(Items from a data source)
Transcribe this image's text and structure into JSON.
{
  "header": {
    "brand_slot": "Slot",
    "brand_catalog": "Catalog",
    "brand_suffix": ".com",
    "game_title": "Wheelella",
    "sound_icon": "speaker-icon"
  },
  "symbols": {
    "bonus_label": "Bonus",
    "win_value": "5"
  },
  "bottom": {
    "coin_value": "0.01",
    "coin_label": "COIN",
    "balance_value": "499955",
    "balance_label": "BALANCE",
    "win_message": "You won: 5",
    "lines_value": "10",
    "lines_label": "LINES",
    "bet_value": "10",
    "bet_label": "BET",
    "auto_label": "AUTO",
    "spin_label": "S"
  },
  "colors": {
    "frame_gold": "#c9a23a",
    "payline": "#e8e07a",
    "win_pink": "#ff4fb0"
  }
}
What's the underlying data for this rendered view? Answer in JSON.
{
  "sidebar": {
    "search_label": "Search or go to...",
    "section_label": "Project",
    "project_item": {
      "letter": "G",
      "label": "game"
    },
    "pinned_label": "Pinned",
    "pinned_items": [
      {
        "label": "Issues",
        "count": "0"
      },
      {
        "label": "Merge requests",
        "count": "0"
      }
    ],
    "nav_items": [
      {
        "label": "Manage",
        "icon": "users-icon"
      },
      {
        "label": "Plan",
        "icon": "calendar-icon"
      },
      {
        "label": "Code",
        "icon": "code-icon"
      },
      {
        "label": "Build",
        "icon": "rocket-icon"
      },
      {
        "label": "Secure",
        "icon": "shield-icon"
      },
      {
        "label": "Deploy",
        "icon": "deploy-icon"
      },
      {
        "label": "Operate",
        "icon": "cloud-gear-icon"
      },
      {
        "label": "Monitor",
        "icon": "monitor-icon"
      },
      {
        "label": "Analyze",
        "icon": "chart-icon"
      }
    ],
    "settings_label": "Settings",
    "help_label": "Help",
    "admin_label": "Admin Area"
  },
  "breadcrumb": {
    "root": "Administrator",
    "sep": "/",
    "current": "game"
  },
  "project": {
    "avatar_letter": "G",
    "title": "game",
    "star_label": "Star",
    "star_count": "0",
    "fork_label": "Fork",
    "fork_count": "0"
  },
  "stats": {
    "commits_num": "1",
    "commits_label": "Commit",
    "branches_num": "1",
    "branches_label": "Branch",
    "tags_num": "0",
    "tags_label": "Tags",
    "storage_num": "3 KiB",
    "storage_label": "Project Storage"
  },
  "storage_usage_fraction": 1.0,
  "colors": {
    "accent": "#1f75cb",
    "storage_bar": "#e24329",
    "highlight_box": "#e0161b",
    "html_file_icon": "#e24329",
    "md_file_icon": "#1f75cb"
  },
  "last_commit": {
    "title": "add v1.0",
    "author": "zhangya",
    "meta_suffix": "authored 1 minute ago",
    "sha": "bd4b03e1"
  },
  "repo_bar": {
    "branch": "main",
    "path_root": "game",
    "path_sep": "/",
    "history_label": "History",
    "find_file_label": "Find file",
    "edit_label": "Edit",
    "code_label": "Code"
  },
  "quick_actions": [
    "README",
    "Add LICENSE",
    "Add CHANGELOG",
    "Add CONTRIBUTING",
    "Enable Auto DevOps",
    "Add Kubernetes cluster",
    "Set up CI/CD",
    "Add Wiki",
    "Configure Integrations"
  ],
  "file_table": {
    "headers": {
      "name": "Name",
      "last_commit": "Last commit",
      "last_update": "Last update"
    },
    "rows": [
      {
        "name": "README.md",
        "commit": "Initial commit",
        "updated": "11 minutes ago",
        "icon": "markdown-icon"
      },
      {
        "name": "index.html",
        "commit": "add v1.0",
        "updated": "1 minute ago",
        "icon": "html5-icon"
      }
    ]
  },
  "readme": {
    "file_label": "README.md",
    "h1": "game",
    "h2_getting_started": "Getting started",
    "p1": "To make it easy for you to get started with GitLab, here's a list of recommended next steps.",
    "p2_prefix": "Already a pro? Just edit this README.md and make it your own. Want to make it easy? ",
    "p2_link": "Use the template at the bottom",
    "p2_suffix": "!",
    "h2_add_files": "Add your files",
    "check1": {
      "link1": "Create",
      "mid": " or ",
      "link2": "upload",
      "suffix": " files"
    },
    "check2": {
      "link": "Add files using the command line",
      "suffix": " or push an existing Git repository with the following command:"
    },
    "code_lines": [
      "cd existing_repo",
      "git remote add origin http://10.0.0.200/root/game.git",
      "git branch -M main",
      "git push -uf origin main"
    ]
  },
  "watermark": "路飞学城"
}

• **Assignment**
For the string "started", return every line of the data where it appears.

• **Response to the exercise**
    "h2_getting_started": "Getting started",
    "p1": "To make it easy for you to get started with GitLab, here's a list of recommended next steps.",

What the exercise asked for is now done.